##### EXERCISE MATERIAL #####
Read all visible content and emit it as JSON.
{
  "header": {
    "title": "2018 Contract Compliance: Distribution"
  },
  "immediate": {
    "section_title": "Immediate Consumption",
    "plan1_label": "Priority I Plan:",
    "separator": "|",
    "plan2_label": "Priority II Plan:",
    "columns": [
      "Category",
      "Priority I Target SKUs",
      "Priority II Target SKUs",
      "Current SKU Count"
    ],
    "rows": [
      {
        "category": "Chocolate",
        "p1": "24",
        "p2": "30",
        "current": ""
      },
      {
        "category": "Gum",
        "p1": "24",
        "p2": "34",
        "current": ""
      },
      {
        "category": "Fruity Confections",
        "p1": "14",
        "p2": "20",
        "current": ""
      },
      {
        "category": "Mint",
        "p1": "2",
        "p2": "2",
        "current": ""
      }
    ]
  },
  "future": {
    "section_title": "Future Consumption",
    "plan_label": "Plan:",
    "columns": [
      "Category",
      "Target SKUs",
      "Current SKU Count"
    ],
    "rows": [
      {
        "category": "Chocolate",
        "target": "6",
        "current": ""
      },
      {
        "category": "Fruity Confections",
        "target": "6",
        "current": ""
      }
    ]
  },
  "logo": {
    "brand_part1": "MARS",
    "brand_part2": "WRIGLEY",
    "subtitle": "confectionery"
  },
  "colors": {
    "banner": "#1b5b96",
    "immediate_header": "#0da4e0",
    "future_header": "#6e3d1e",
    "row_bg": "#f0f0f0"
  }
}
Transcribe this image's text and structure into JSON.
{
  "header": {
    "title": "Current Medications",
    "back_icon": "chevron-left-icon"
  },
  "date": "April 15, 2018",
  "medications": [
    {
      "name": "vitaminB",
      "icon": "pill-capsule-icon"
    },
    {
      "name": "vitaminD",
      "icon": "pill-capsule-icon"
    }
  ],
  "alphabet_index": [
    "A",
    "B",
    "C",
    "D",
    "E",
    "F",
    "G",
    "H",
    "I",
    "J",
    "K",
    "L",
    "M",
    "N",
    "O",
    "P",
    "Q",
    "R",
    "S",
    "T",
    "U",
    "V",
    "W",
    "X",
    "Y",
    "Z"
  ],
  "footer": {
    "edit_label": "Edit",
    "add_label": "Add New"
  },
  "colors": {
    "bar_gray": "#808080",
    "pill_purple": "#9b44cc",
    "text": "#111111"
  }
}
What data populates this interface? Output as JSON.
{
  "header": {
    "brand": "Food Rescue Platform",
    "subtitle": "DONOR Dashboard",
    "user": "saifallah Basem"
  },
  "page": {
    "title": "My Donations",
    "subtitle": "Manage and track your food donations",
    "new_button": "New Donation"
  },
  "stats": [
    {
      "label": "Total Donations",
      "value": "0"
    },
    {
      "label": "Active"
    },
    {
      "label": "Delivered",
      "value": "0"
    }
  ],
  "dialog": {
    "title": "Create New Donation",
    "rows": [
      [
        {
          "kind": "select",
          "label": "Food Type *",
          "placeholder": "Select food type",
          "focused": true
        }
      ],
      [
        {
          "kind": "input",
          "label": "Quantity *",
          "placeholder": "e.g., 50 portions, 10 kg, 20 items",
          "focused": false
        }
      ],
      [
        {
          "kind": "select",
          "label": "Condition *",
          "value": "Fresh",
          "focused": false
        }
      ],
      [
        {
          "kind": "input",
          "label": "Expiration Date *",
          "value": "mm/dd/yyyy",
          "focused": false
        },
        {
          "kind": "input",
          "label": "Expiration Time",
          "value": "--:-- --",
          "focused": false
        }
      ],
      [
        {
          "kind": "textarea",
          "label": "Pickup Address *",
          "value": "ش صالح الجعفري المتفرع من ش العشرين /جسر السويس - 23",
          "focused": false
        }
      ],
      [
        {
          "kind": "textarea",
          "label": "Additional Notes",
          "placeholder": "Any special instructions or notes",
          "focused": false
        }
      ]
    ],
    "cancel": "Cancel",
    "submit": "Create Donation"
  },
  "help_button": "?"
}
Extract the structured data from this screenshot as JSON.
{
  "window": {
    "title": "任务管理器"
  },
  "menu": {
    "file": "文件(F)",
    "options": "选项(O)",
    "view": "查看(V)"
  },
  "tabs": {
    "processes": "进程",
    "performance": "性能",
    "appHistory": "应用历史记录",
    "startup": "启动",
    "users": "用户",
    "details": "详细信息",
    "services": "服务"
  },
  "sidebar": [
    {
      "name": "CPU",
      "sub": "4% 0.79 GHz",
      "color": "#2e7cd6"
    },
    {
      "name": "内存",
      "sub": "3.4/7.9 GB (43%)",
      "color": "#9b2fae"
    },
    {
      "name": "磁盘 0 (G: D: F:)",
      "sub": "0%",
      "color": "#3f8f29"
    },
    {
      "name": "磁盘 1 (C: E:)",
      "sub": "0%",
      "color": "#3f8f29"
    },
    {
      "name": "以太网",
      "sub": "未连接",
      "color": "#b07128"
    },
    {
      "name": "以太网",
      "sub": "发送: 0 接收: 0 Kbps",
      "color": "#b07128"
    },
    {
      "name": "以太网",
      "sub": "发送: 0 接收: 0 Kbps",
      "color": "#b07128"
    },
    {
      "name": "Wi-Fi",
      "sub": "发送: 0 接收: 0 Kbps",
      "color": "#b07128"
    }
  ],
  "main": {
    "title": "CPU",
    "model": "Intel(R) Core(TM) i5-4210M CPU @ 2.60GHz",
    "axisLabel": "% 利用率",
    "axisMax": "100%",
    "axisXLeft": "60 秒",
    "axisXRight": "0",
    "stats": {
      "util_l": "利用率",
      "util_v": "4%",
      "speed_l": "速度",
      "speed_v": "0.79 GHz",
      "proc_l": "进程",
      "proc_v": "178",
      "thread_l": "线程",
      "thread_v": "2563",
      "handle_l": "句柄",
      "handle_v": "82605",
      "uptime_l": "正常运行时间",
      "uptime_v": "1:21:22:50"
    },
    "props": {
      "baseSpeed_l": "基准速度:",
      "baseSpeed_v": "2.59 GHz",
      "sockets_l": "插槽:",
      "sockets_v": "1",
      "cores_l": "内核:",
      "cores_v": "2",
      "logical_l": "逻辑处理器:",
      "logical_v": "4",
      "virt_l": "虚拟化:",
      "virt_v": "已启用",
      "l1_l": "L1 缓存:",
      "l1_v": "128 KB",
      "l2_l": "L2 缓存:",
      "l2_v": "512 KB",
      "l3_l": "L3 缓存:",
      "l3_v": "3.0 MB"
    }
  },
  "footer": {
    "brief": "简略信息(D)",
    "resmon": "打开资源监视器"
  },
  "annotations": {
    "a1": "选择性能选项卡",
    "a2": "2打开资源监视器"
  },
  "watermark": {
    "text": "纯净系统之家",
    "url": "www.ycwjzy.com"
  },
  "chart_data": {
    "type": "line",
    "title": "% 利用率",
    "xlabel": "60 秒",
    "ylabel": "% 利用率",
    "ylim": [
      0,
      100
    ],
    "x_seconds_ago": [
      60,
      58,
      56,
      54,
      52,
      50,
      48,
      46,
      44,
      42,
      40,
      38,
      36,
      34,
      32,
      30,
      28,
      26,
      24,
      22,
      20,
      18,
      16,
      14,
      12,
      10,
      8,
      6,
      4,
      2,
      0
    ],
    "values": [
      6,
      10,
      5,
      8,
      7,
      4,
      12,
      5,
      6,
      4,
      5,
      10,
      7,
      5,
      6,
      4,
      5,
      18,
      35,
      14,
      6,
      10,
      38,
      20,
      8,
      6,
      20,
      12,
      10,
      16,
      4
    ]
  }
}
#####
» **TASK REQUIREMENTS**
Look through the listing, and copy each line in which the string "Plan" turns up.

» **YOUR SOLUTION**
    "plan1_label": "Priority I Plan:",
    "plan2_label": "Priority II Plan:",
    "plan_label": "Plan:",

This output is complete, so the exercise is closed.